Douglas Gomez, who suffered injuries to his face and stomach, not to mention a black eye, sought treatment at a private clinic the following day and subsequently filed a police report on 6 December 1992. The assault was widely reported and for the first time, all 96 parliamentarians, including from oppositions, passed a resolution to strip rulers and members of the royal families of legal immunity.
You may not know this but Shahidan Kassim was the UMNO hero who received international coverage for his criticism that Sultan Iskandar and his elder son had been implicated in 23 criminal acts in the last two decades, including rape, assault and manslaughter. Shahidan was subsequently rewarded with Perlis Chief Ministership by Mahathir for accomplishing his mission (*grin*).
Therefore, let’s call a spade a spade. It wasn’t Mahathir alone in stripping away the rulers’ immunity. All political parties, including the oppositions, and the ordinary folks wanted the God-like Sultans be curbed of its unlimited power. If the Johor crown prince’s grandfather had behaved and delivered a good role model, the rulers’ immunity would have remained until today.
But the Gomez incident was not the first time that Sultan Iskandar had shown his temper. In 1987, while serving as Agong (King), he was accused of attacking a golf caddie at the Cameron Highlands golf club and had eventually killed him. The golf caddy, apparently, laughed when the Sultan missed a golf stroke.
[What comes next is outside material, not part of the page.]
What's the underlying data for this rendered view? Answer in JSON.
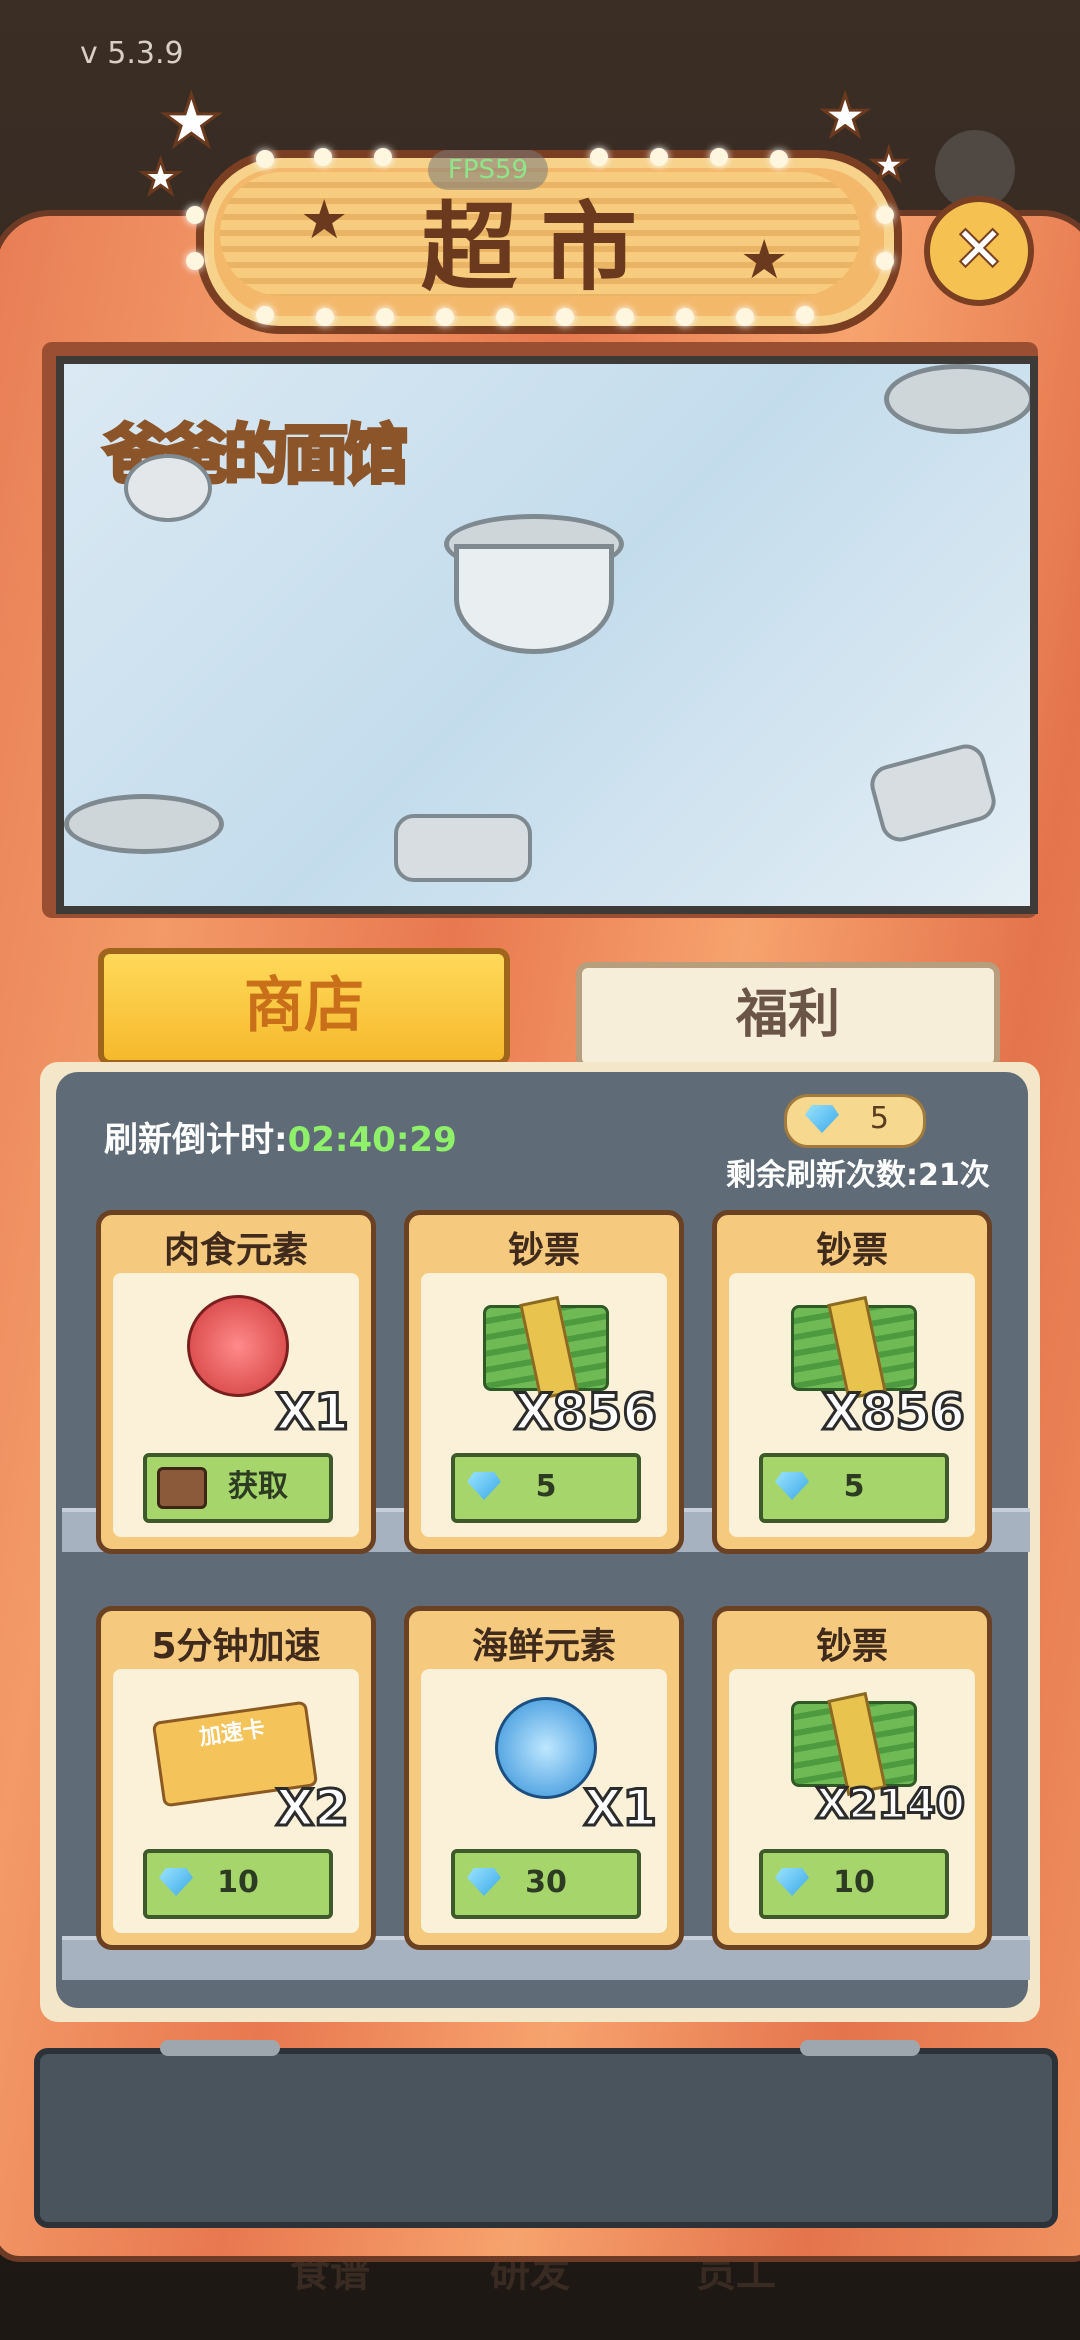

Thinking the caddy was laughing at him, the sultan swung his golf club and murdered him on the spot.
The murder case was swept under the carpet by Mahathir administration. In a way, Mahathir had actually “helped” the Sultanate of Johor. Thereafter, rumours linking the murdered caddy and his brother – private Adam Jaffar – a Malay Regiment soldier who went amok for revenge with his M16 automatic assault rifle in the Chow Kit area, killing an elderly man and wounded several others.
Chow Kit was deserted like a war zone the next day on 19 Oct 1987. Just like the “Rambo” film, Private Adam refused to surrender and requested to meet his superior, a General. The soldier was subsequently persuaded to give up arms, arrested and sent to a mental institution and haven’t been heard of since.
There were also reports alleging that Iskandar would put a shotgun strapped to the dashboard of his Rolls-Royce when he travelled on the roads of Johor, with red light and siren on. Anybody who dared overtaking him would be slapped with exorbitant fines for speeding, or requiring them to perform squat jumps.
Other mind-boggling stories included how Iskandar chained two policemen in a dog kennel for issuing him traffic summon. Together with a case of assaulting 6 people, the chaining fiasco ultimately convinced Iskandar’s father – Sultan Ismail – of stripping him as Tunku Mahkota (Crown Prince) in 1961, just 2 years after he was appointed.
There were also stories about hotels and clubs around the state of Johor wouldhide their attractive-looking female staff away when Johor royals turned up. In 1973, Iskandar was convicted of assault and was sentenced to 6 months imprisonment. Five years later, he was charged and convicted of manslaughter after shooting and killing a man near his private helicopter.
Fortunately to him, his father, Sultan Ismail, intervened and granted official pardons to Mahmud Iskandar in both cases. Iskandar’s antic gained world’s attention when several British newspapers published pieces on Sultan Iskandar’s coronation with headlines – “Killer becomes King” and “King a Killer” – leading to diplomatic scandal between the United Kingdom and Malaysia.
The present Johor crown prince Tunku Ismail Sultan Ibrahim might still feel insulted when his family was stripped away the VVIP treatments during the 1992 crisis. But at least the royal family still lives and travels with “style and luxury”. None of his family members were harmed or murdered in any away. Has Mahathir done the wrong thing by clipping the rulers and families of absolute immunity? The answer is obvious.